Zero disclosure domiciles, such as St Kitts & Nevis, can keep the performance of your vessel out of the public eye and pay less tax.
Don't you just hate it when something seemingly straightforward is made much harder than it needs to be?
I got on a bus this morning to travel a few stops to the train station. I left my Oystercard on the dresser so handed the driver (a dead ringer for the rapper IceCube as it happens) a crisp beautiful new fiver. He refused to accept it as he said he didn't have the change, so I had to walk. I had the money, but he wouldn't take it.
Bit of a pain really.
Reminded me of the many things we take for granted in our wonderful world of the game of shipping that make my life, and the lives of my fellow bunker professionals, harder than they need to be.

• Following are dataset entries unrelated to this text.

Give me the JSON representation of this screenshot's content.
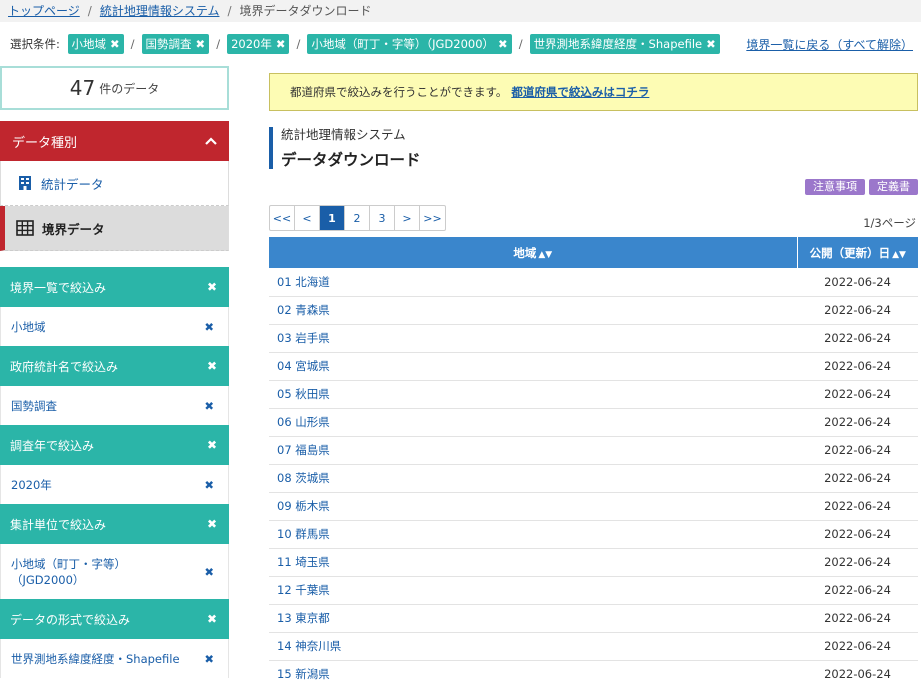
{
  "breadcrumb": {
    "items": [
      "トップページ",
      "統計地理情報システム"
    ],
    "current": "境界データダウンロード"
  },
  "filters": {
    "label": "選択条件:",
    "chips": [
      "小地域",
      "国勢調査",
      "2020年",
      "小地域（町丁・字等）（JGD2000）",
      "世界測地系緯度経度・Shapefile"
    ],
    "remove_glyph": "✖",
    "back_link": "境界一覧に戻る（すべて解除）"
  },
  "sidebar": {
    "count": "47",
    "count_unit": "件のデータ",
    "data_type_title": "データ種別",
    "data_types": [
      {
        "label": "統計データ",
        "icon": "building-icon"
      },
      {
        "label": "境界データ",
        "icon": "grid-icon"
      }
    ],
    "narrowing": [
      {
        "title": "境界一覧で絞込み",
        "value": "小地域"
      },
      {
        "title": "政府統計名で絞込み",
        "value": "国勢調査"
      },
      {
        "title": "調査年で絞込み",
        "value": "2020年"
      },
      {
        "title": "集計単位で絞込み",
        "value": "小地域（町丁・字等）\n（JGD2000）"
      },
      {
        "title": "データの形式で絞込み",
        "value": "世界測地系緯度経度・Shapefile"
      }
    ]
  },
  "notice": {
    "text": "都道府県で絞込みを行うことができます。",
    "link": "都道府県で絞込みはコチラ"
  },
  "heading": {
    "subtitle": "統計地理情報システム",
    "title": "データダウンロード"
  },
  "tags": [
    "注意事項",
    "定義書"
  ],
  "pagination": {
    "buttons": [
      "<<",
      "<",
      "1",
      "2",
      "3",
      ">",
      ">>"
    ],
    "active": "1",
    "info": "1/3ページ"
  },
  "table": {
    "headers": [
      "地域",
      "公開（更新）日"
    ],
    "rows": [
      [
        "01 北海道",
        "2022-06-24"
      ],
      [
        "02 青森県",
        "2022-06-24"
      ],
      [
        "03 岩手県",
        "2022-06-24"
      ],
      [
        "04 宮城県",
        "2022-06-24"
      ],
      [
        "05 秋田県",
        "2022-06-24"
      ],
      [
        "06 山形県",
        "2022-06-24"
      ],
      [
        "07 福島県",
        "2022-06-24"
      ],
      [
        "08 茨城県",
        "2022-06-24"
      ],
      [
        "09 栃木県",
        "2022-06-24"
      ],
      [
        "10 群馬県",
        "2022-06-24"
      ],
      [
        "11 埼玉県",
        "2022-06-24"
      ],
      [
        "12 千葉県",
        "2022-06-24"
      ],
      [
        "13 東京都",
        "2022-06-24"
      ],
      [
        "14 神奈川県",
        "2022-06-24"
      ],
      [
        "15 新潟県",
        "2022-06-24"
      ]
    ]
  },
  "colors": {
    "teal": "#2bb5a8",
    "red": "#c0262e",
    "blue": "#3a86cc",
    "purple": "#9b77cb",
    "notice_bg": "#fdfcb4"
  }
}
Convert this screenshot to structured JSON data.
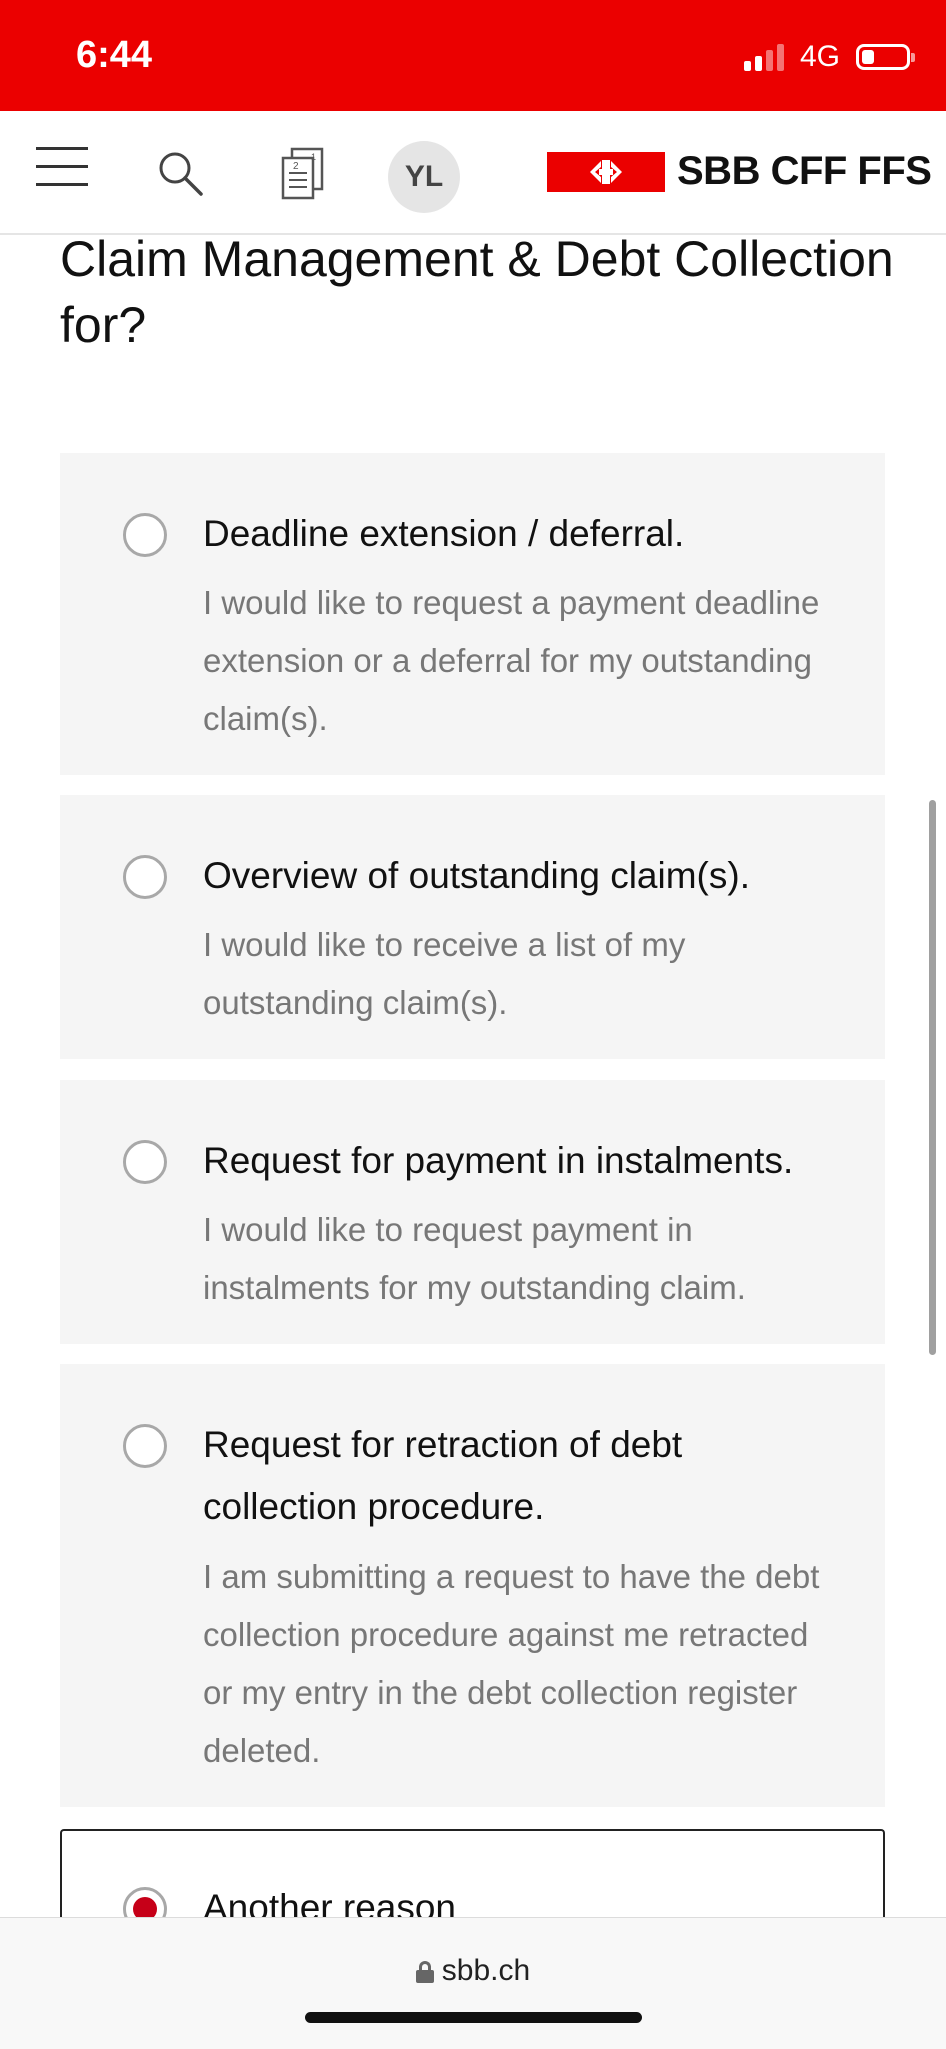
{
  "status_bar": {
    "time": "6:44",
    "network": "4G",
    "colors": {
      "background": "#eb0000"
    }
  },
  "header": {
    "avatar_initials": "YL",
    "logo_text": "SBB CFF FFS",
    "icons": [
      "menu-icon",
      "search-icon",
      "tickets-icon",
      "sbb-logo-icon"
    ]
  },
  "question": {
    "title": "Claim Management & Debt Collection for?"
  },
  "options": [
    {
      "title": "Deadline extension / deferral.",
      "description": "I would like to request a payment deadline extension or a deferral for my outstanding claim(s).",
      "selected": false
    },
    {
      "title": "Overview of outstanding claim(s).",
      "description": "I would like to receive a list of my outstanding claim(s).",
      "selected": false
    },
    {
      "title": "Request for payment in instalments.",
      "description": "I would like to request payment in instalments for my outstanding claim.",
      "selected": false
    },
    {
      "title": "Request for retraction of debt collection procedure.",
      "description": "I am submitting a request to have the debt collection procedure against me retracted or my entry in the debt collection register deleted.",
      "selected": false
    },
    {
      "title": "Another reason",
      "description": "",
      "selected": true
    }
  ],
  "browser": {
    "url": "sbb.ch"
  },
  "colors": {
    "brand_red": "#eb0000",
    "radio_selected": "#c60018",
    "option_bg": "#f5f5f5",
    "description_text": "#777777"
  }
}
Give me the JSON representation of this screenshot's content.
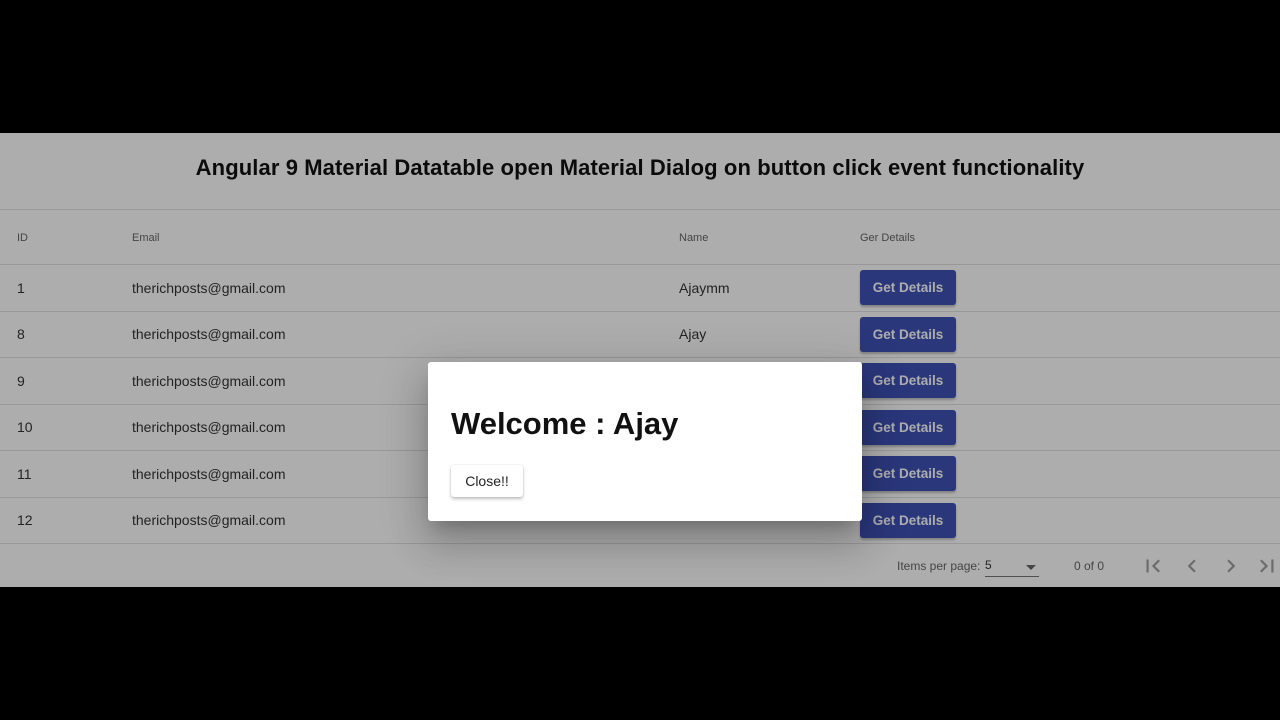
{
  "page": {
    "title": "Angular 9 Material Datatable open Material Dialog on button click event functionality"
  },
  "table": {
    "headers": [
      "ID",
      "Email",
      "Name",
      "Ger Details"
    ],
    "button_label": "Get Details",
    "rows": [
      {
        "id": "1",
        "email": "therichposts@gmail.com",
        "name": "Ajaymm"
      },
      {
        "id": "8",
        "email": "therichposts@gmail.com",
        "name": "Ajay"
      },
      {
        "id": "9",
        "email": "therichposts@gmail.com",
        "name": ""
      },
      {
        "id": "10",
        "email": "therichposts@gmail.com",
        "name": ""
      },
      {
        "id": "11",
        "email": "therichposts@gmail.com",
        "name": ""
      },
      {
        "id": "12",
        "email": "therichposts@gmail.com",
        "name": ""
      }
    ]
  },
  "paginator": {
    "items_per_page_label": "Items per page:",
    "page_size": "5",
    "range_label": "0 of 0",
    "icons": [
      "first-page-icon",
      "chevron-left-icon",
      "chevron-right-icon",
      "last-page-icon"
    ]
  },
  "dialog": {
    "title": "Welcome : Ajay",
    "close_label": "Close!!"
  },
  "colors": {
    "primary": "#3f51b5",
    "backdrop": "rgba(0,0,0,0.32)"
  }
}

The concept of single-shipowning companies are well known and well discussed. Essentially it is where you place your vessel asset owning company offshore somewhere like Liberia, Cyprus, the Marshall Islands or St Kitts & Nevis, for tax reasons.
Since they are zero disclosure domiciles, you can keep the performance of your vessel out of the public eye and pay less tax, thus giving you an advantage. Where issues arise is when you then demand credit for bunker stems for your vessel via the offshore company.
It is the market's decision to use such vessel ownership mechanisms, yet systemically we cannot give them the credit they want on that basis
Credit insurers will not generally cover such risk so inherently the risk for the bunker company is higher. So you go back to the customer and you explain that you cannot offer the 45 or 60 day terms that they are asking for because you can't insure it and they then criticize you for a lack of support.
It is the market's decision to use such vessel ownership mechanisms, yet systemically we cannot give them the credit they want on that basis, unless we want to do uninsured business and take a far higher risk in the process. A risk that isn't nearly being covered by the margins we are able to make on the account.
Or the case where some owners keep vessels on well past their scrap-by date operating them at the shallow end of the spot market. Freight is often paid later at this end of the market, where the charterer does not want to pay the going rate and chooses older tonnage at a slightly lower rate. They very often pay late.
Problem is the owner comes to the bunker markets asking for credit to cover, and finds most are unwilling to give credit for this vessel because they are a higher risk (of scrapping without paying). So often the more they need extended credit support from the bunker companies the less the (smart) bunker companies are inclined to give it. They chose to do things in this way, yet get upset when it creates issues for us.
You are damned if you do and damned if you don't. Of course we know why shipping companies do it. They won't change. It is how it is and we cannot change it. But what's a credit manager to do?
In either case you probably walk away and the trader is disgusted, making that face they make when they want you to KNOW they think you just stole food from their children's mouths. We won't do the business, the trader will (probably) starve to death, cold, homeless and alone, plus it's a lot of work hunting around this new-fangled interweb thingy for any scrap of info that can give you a lead which is ultimately a waste of everyone's time.
What's the point? What is there to gain, in this day and age? Daft really if you think about it.
Perhaps Ice T had it the wrong way round. We do end up hating the player not the game.